  • Jennifer A. González is a professor of the History of Art and Visual Culture at the University of California, Santa Cruz. She writes about contemporary art with an emphasis on installation art, digital art and activist art. She is interested in understanding the strategic use of space (exhibition space, public space, and virtual space) by contemporary artists and by cultural institutions such as museums. More specifically, she has focused on the representation of the human body and its relation to discourses of race and gender.
  • Shannon Jackson is the Cyrus and Michelle Hadidi Chair in the Humanities at the University of California, Berkeley, where sure is a professor of Rhetoric and of Theater, Dance and Performance Studies. In 2015, she was appointed to be the first Associate Vice Chancellor for the Arts and Design.

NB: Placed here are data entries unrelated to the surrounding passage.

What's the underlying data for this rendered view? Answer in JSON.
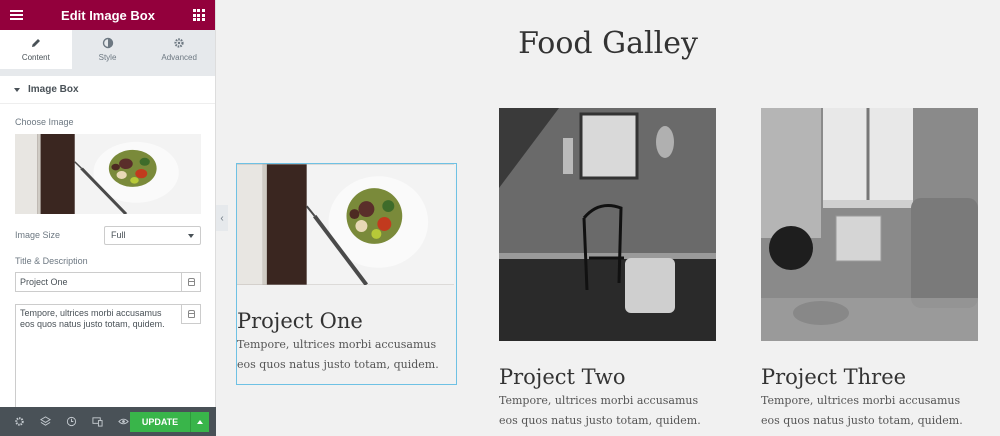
{
  "panel": {
    "title": "Edit Image Box",
    "tabs": [
      {
        "label": "Content",
        "icon": "pencil-icon"
      },
      {
        "label": "Style",
        "icon": "contrast-icon"
      },
      {
        "label": "Advanced",
        "icon": "gear-icon"
      }
    ],
    "section": "Image Box",
    "choose_image_label": "Choose Image",
    "image_size_label": "Image Size",
    "image_size_value": "Full",
    "title_desc_label": "Title & Description",
    "title_value": "Project One",
    "description_value": "Tempore, ultrices morbi accusamus eos quos natus justo totam, quidem.",
    "footer": {
      "icons": [
        "gear-icon",
        "layers-icon",
        "history-icon",
        "responsive-icon",
        "eye-icon"
      ],
      "update_label": "UPDATE"
    },
    "accent_color": "#93003c",
    "update_color": "#39b54a"
  },
  "preview": {
    "page_title": "Food Galley",
    "cards": [
      {
        "title": "Project One",
        "text": "Tempore, ultrices morbi accusamus eos quos natus justo totam, quidem."
      },
      {
        "title": "Project Two",
        "text": "Tempore, ultrices morbi accusamus eos quos natus justo totam, quidem."
      },
      {
        "title": "Project Three",
        "text": "Tempore, ultrices morbi accusamus eos quos natus justo totam, quidem."
      }
    ]
  }
}
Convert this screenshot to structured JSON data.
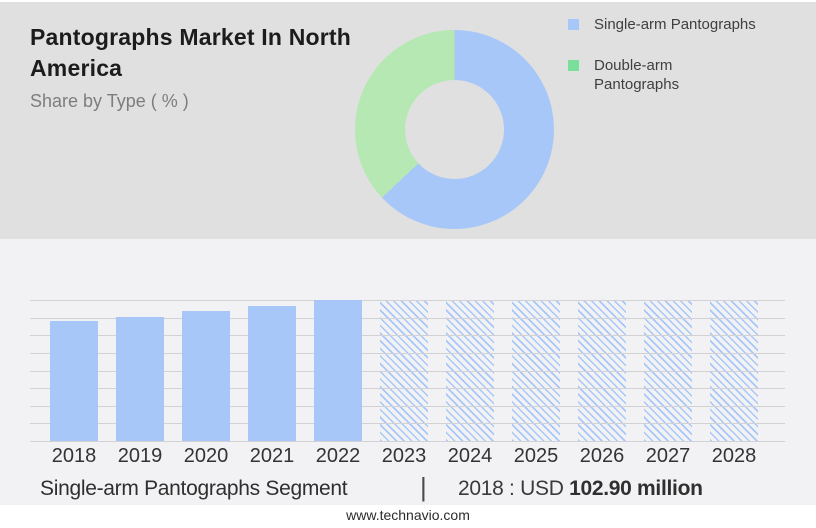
{
  "header": {
    "title": "Pantographs Market In North America",
    "subtitle": "Share by Type ( % )"
  },
  "legend": {
    "items": [
      {
        "label": "Single-arm Pantographs",
        "swatch_color": "#a8c7f9"
      },
      {
        "label": "Double-arm Pantographs",
        "swatch_color": "#79e09c"
      }
    ]
  },
  "chart_data": [
    {
      "type": "pie",
      "donut": true,
      "title": "Share by Type ( % )",
      "legend_position": "right",
      "slices": [
        {
          "label": "Single-arm Pantographs",
          "value": 63,
          "color": "#a8c7f9"
        },
        {
          "label": "Double-arm Pantographs",
          "value": 37,
          "color": "#b5e8b3"
        }
      ]
    },
    {
      "type": "bar",
      "categories": [
        "2018",
        "2019",
        "2020",
        "2021",
        "2022",
        "2023",
        "2024",
        "2025",
        "2026",
        "2027",
        "2028"
      ],
      "values": [
        102.9,
        106.3,
        111.5,
        115.8,
        120.9,
        120.9,
        120.9,
        120.9,
        120.9,
        120.9,
        120.9
      ],
      "values_estimated": true,
      "unit": "USD million",
      "labeled_point": {
        "category": "2018",
        "value": 102.9
      },
      "forecast_from_index": 5,
      "bar_color": "#a8c7f9",
      "forecast_style": "diagonal-hatch",
      "xlabel": "",
      "ylabel": "",
      "ylim": [
        0,
        121
      ],
      "gridline_count": 9,
      "grid": true
    }
  ],
  "caption": {
    "segment": "Single-arm Pantographs Segment",
    "separator": "|",
    "value_prefix": "2018 : USD ",
    "value_bold": "102.90 million"
  },
  "footer": {
    "website": "www.technavio.com"
  },
  "colors": {
    "top_background": "#e0e0e0",
    "chart_background": "#f2f2f4",
    "gridline": "#d2d2d4",
    "accent_blue": "#a8c7f9",
    "accent_green": "#b5e8b3"
  }
}
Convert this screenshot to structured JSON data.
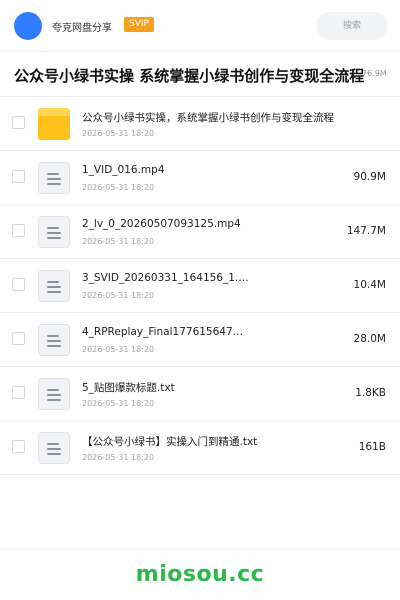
{
  "header": {
    "share_name": "夸克网盘分享",
    "badge": "SVIP",
    "search_placeholder": "搜索",
    "avatar_color": "#2f7bff",
    "badge_color": "#f5a01f"
  },
  "title": {
    "text": "公众号小绿书实操 系统掌握小绿书创作与变现全流程",
    "size": "76.9M"
  },
  "files": [
    {
      "type": "folder",
      "name": "公众号小绿书实操，系统掌握小绿书创作与变现全流程",
      "date": "2026-05-31 18:20",
      "size": ""
    },
    {
      "type": "file",
      "name": "1_VID_016.mp4",
      "date": "2026-05-31 18:20",
      "size": "90.9M"
    },
    {
      "type": "file",
      "name": "2_lv_0_20260507093125.mp4",
      "date": "2026-05-31 18:20",
      "size": "147.7M"
    },
    {
      "type": "file",
      "name": "3_SVID_20260331_164156_1.…",
      "date": "2026-05-31 18:20",
      "size": "10.4M"
    },
    {
      "type": "file",
      "name": "4_RPReplay_Final177615647…",
      "date": "2026-05-31 18:20",
      "size": "28.0M"
    },
    {
      "type": "file",
      "name": "5_贴图爆款标题.txt",
      "date": "2026-05-31 18:20",
      "size": "1.8KB"
    },
    {
      "type": "file",
      "name": "【公众号小绿书】实操入门到精通.txt",
      "date": "2026-05-31 18:20",
      "size": "161B"
    }
  ],
  "watermark": "miosou.cc",
  "colors": {
    "accent_green": "#2db84a",
    "folder_yellow": "#ffc21a"
  }
}
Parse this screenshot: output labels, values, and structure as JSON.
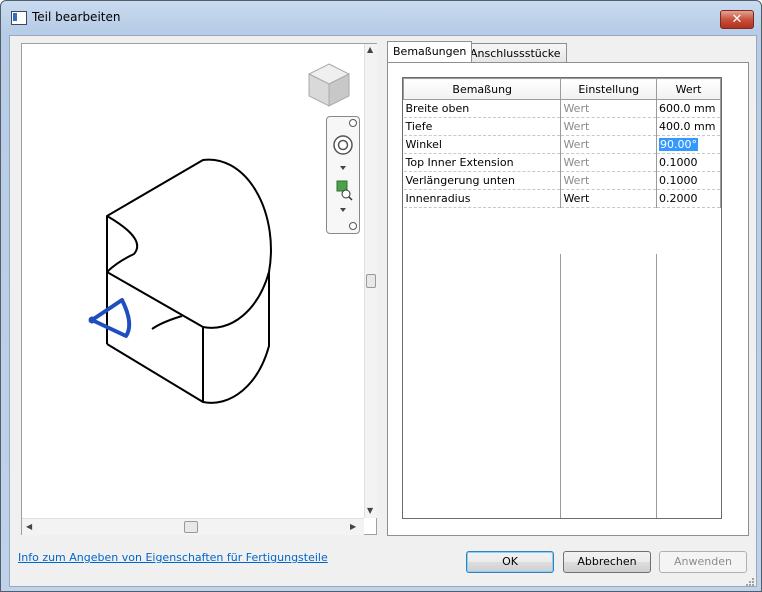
{
  "window": {
    "title": "Teil bearbeiten",
    "close_glyph": "✕"
  },
  "viewport": {
    "viewcube_icon": "viewcube-icon",
    "navbar_icons": [
      "close-small-icon",
      "steering-wheel-icon",
      "chevron-down-icon",
      "zoom-extents-icon",
      "chevron-down-icon",
      "minimize-icon"
    ]
  },
  "tabs": [
    {
      "label": "Bemaßungen",
      "active": true
    },
    {
      "label": "Anschlussstücke",
      "active": false
    }
  ],
  "grid": {
    "headers": [
      "Bemaßung",
      "Einstellung",
      "Wert"
    ],
    "rows": [
      {
        "name": "Breite oben",
        "setting": "Wert",
        "setting_gray": true,
        "value": "600.0 mm"
      },
      {
        "name": "Tiefe",
        "setting": "Wert",
        "setting_gray": true,
        "value": "400.0 mm"
      },
      {
        "name": "Winkel",
        "setting": "Wert",
        "setting_gray": true,
        "value": "90.00°",
        "selected": true
      },
      {
        "name": "Top Inner Extension",
        "setting": "Wert",
        "setting_gray": true,
        "value": "0.1000"
      },
      {
        "name": "Verlängerung unten",
        "setting": "Wert",
        "setting_gray": true,
        "value": "0.1000"
      },
      {
        "name": "Innenradius",
        "setting": "Wert",
        "setting_gray": false,
        "value": "0.2000"
      }
    ]
  },
  "footer": {
    "info_link": "Info zum Angeben von Eigenschaften für Fertigungsteile",
    "ok_label": "OK",
    "cancel_label": "Abbrechen",
    "apply_label": "Anwenden"
  },
  "colors": {
    "accent": "#3399ff",
    "selection_blue": "#1f4fbf",
    "link": "#0066cc"
  }
}
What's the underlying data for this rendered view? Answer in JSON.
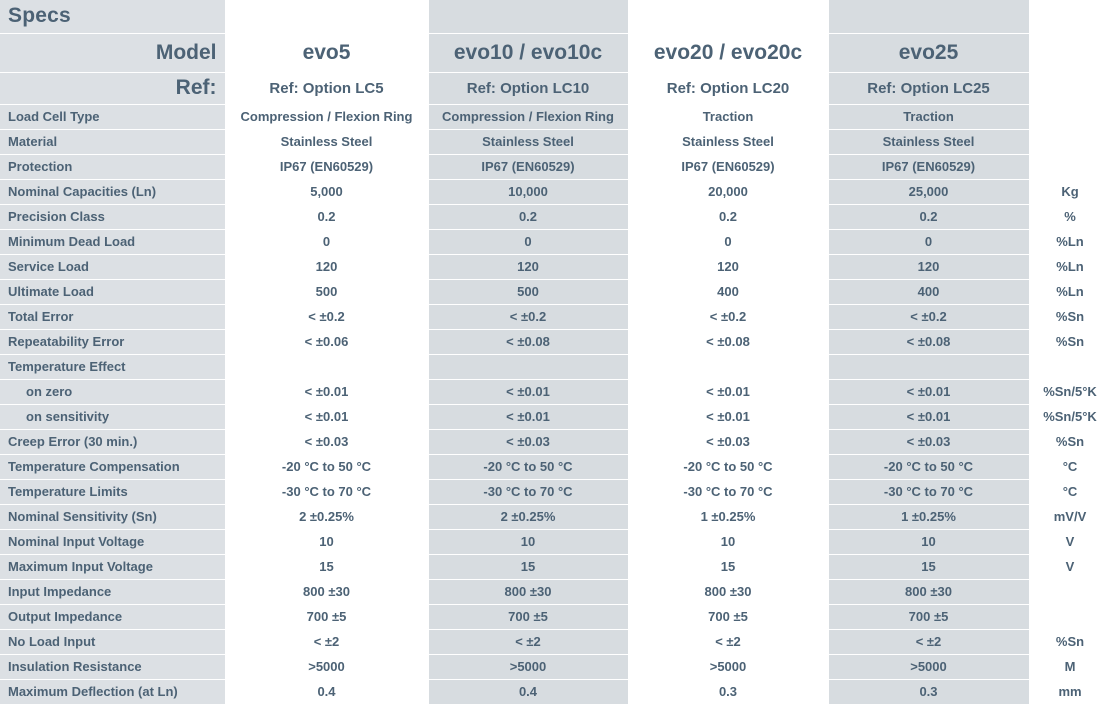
{
  "title": "Specs",
  "colors": {
    "text": "#4c6275",
    "label_bg": "#dce0e4",
    "alt_bg": "#d7dce0",
    "plain_bg": "#ffffff",
    "grid": "#ffffff"
  },
  "header": {
    "specs_label": "Specs",
    "model_label": "Model",
    "ref_label": "Ref:",
    "models": [
      "evo5",
      "evo10 / evo10c",
      "evo20 / evo20c",
      "evo25"
    ],
    "refs": [
      "Ref: Option LC5",
      "Ref: Option LC10",
      "Ref: Option LC20",
      "Ref: Option LC25"
    ],
    "unit_header_specs": "",
    "unit_header_model": "",
    "unit_header_ref": ""
  },
  "column_shading": [
    "plain",
    "alt",
    "plain",
    "alt"
  ],
  "rows": [
    {
      "label": "Load Cell Type",
      "indent": false,
      "values": [
        "Compression / Flexion Ring",
        "Compression / Flexion Ring",
        "Traction",
        "Traction"
      ],
      "unit": ""
    },
    {
      "label": "Material",
      "indent": false,
      "values": [
        "Stainless Steel",
        "Stainless Steel",
        "Stainless Steel",
        "Stainless Steel"
      ],
      "unit": ""
    },
    {
      "label": "Protection",
      "indent": false,
      "values": [
        "IP67 (EN60529)",
        "IP67 (EN60529)",
        "IP67 (EN60529)",
        "IP67 (EN60529)"
      ],
      "unit": ""
    },
    {
      "label": "Nominal Capacities (Ln)",
      "indent": false,
      "values": [
        "5,000",
        "10,000",
        "20,000",
        "25,000"
      ],
      "unit": "Kg"
    },
    {
      "label": "Precision Class",
      "indent": false,
      "values": [
        "0.2",
        "0.2",
        "0.2",
        "0.2"
      ],
      "unit": "%"
    },
    {
      "label": "Minimum Dead Load",
      "indent": false,
      "values": [
        "0",
        "0",
        "0",
        "0"
      ],
      "unit": "%Ln"
    },
    {
      "label": "Service Load",
      "indent": false,
      "values": [
        "120",
        "120",
        "120",
        "120"
      ],
      "unit": "%Ln"
    },
    {
      "label": "Ultimate Load",
      "indent": false,
      "values": [
        "500",
        "500",
        "400",
        "400"
      ],
      "unit": "%Ln"
    },
    {
      "label": "Total Error",
      "indent": false,
      "values": [
        "< ±0.2",
        "< ±0.2",
        "< ±0.2",
        "< ±0.2"
      ],
      "unit": "%Sn"
    },
    {
      "label": "Repeatability Error",
      "indent": false,
      "values": [
        "< ±0.06",
        "< ±0.08",
        "< ±0.08",
        "< ±0.08"
      ],
      "unit": "%Sn"
    },
    {
      "label": "Temperature Effect",
      "indent": false,
      "values": [
        "",
        "",
        "",
        ""
      ],
      "unit": ""
    },
    {
      "label": "on zero",
      "indent": true,
      "values": [
        "< ±0.01",
        "< ±0.01",
        "< ±0.01",
        "< ±0.01"
      ],
      "unit": "%Sn/5°K"
    },
    {
      "label": "on sensitivity",
      "indent": true,
      "values": [
        "< ±0.01",
        "< ±0.01",
        "< ±0.01",
        "< ±0.01"
      ],
      "unit": "%Sn/5°K"
    },
    {
      "label": "Creep Error (30 min.)",
      "indent": false,
      "values": [
        "< ±0.03",
        "< ±0.03",
        "< ±0.03",
        "< ±0.03"
      ],
      "unit": "%Sn"
    },
    {
      "label": "Temperature Compensation",
      "indent": false,
      "values": [
        "-20 °C to 50 °C",
        "-20 °C to 50 °C",
        "-20 °C to 50 °C",
        "-20 °C to 50 °C"
      ],
      "unit": "°C"
    },
    {
      "label": "Temperature Limits",
      "indent": false,
      "values": [
        "-30 °C to 70 °C",
        "-30 °C to 70 °C",
        "-30 °C to 70 °C",
        "-30 °C to 70 °C"
      ],
      "unit": "°C"
    },
    {
      "label": "Nominal Sensitivity (Sn)",
      "indent": false,
      "values": [
        "2 ±0.25%",
        "2 ±0.25%",
        "1 ±0.25%",
        "1 ±0.25%"
      ],
      "unit": "mV/V"
    },
    {
      "label": "Nominal Input Voltage",
      "indent": false,
      "values": [
        "10",
        "10",
        "10",
        "10"
      ],
      "unit": "V"
    },
    {
      "label": "Maximum Input Voltage",
      "indent": false,
      "values": [
        "15",
        "15",
        "15",
        "15"
      ],
      "unit": "V"
    },
    {
      "label": "Input Impedance",
      "indent": false,
      "values": [
        "800 ±30",
        "800 ±30",
        "800 ±30",
        "800 ±30"
      ],
      "unit": ""
    },
    {
      "label": "Output Impedance",
      "indent": false,
      "values": [
        "700 ±5",
        "700 ±5",
        "700 ±5",
        "700 ±5"
      ],
      "unit": ""
    },
    {
      "label": "No Load Input",
      "indent": false,
      "values": [
        "< ±2",
        "< ±2",
        "< ±2",
        "< ±2"
      ],
      "unit": "%Sn"
    },
    {
      "label": "Insulation Resistance",
      "indent": false,
      "values": [
        ">5000",
        ">5000",
        ">5000",
        ">5000"
      ],
      "unit": "M"
    },
    {
      "label": "Maximum Deflection (at Ln)",
      "indent": false,
      "values": [
        "0.4",
        "0.4",
        "0.3",
        "0.3"
      ],
      "unit": "mm"
    }
  ]
}
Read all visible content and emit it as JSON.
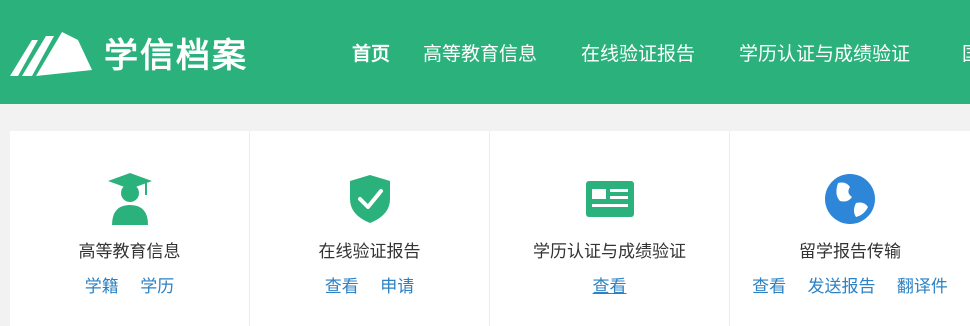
{
  "header": {
    "logo_text": "学信档案",
    "nav": [
      {
        "label": "首页",
        "active": true
      },
      {
        "label": "高等教育信息",
        "active": false
      },
      {
        "label": "在线验证报告",
        "active": false
      },
      {
        "label": "学历认证与成绩验证",
        "active": false
      },
      {
        "label": "国",
        "active": false
      }
    ]
  },
  "services": [
    {
      "title": "高等教育信息",
      "icon": "graduate-user-icon",
      "links": [
        "学籍",
        "学历"
      ]
    },
    {
      "title": "在线验证报告",
      "icon": "shield-check-icon",
      "links": [
        "查看",
        "申请"
      ]
    },
    {
      "title": "学历认证与成绩验证",
      "icon": "id-card-icon",
      "links": [
        "查看"
      ]
    },
    {
      "title": "留学报告传输",
      "icon": "globe-icon",
      "links": [
        "查看",
        "发送报告",
        "翻译件"
      ]
    }
  ],
  "colors": {
    "brand_green": "#2bb27c",
    "link_blue": "#2b82c5",
    "globe_blue": "#2d86d8"
  }
}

Her books include Social Works: Performing Art, Supporting Publics (Routledge 2011), and Public Servants: Art and the Crisis of the Common Good, co-edited with Johanna Burton and Dominic Willsdon (M.I.T. Press,). Jackson is the director of UC Berkeley’s Art Research Center and is a member of the Steering Committee for UC Berkeley’s Global Urban Humanities Initiative.
  • Josh Kun is a professor at the Annenberg School for Communication and Journalism, University of Southern California, and also director of The Popular Music Project at USC Annenberg’s The Norman Lear Center.  He is the curator of a series of musical interventions for the Getty Foundation’s 2017 PST: LA/LA initiative. His articles and essays have appeared in numerous scholarly journals, anthologies, and exhibition catalogs.
  • Fred Turner is the Harry and Norman Chandler Professor and Chair of the Department of Communication at Stanford University. He is the author of  The Democratic Surround: Multimedia and American Liberalism from World War II to the Psychedelic Sixties (University of Chicago Press, 2013) and From Counterculture to Cyberculture: Stewart Brand, the Whole Earth Network, and the Rise of Digital Utopianism (University of Chicago Press, 2006). He also worked for ten years as a journalist, writing for newspapers and magazines ranging from the Boston Globe Sunday Magazine to Nature.





Public Knowledge is organized by the San Francisco Museum of Modern Art in partnership with the San Francisco Public Library. The project has been made possible in part by a major Public Humanities Projects, Community Conversations grant from the National Endowment for the Humanities: Exploring the human endeavor.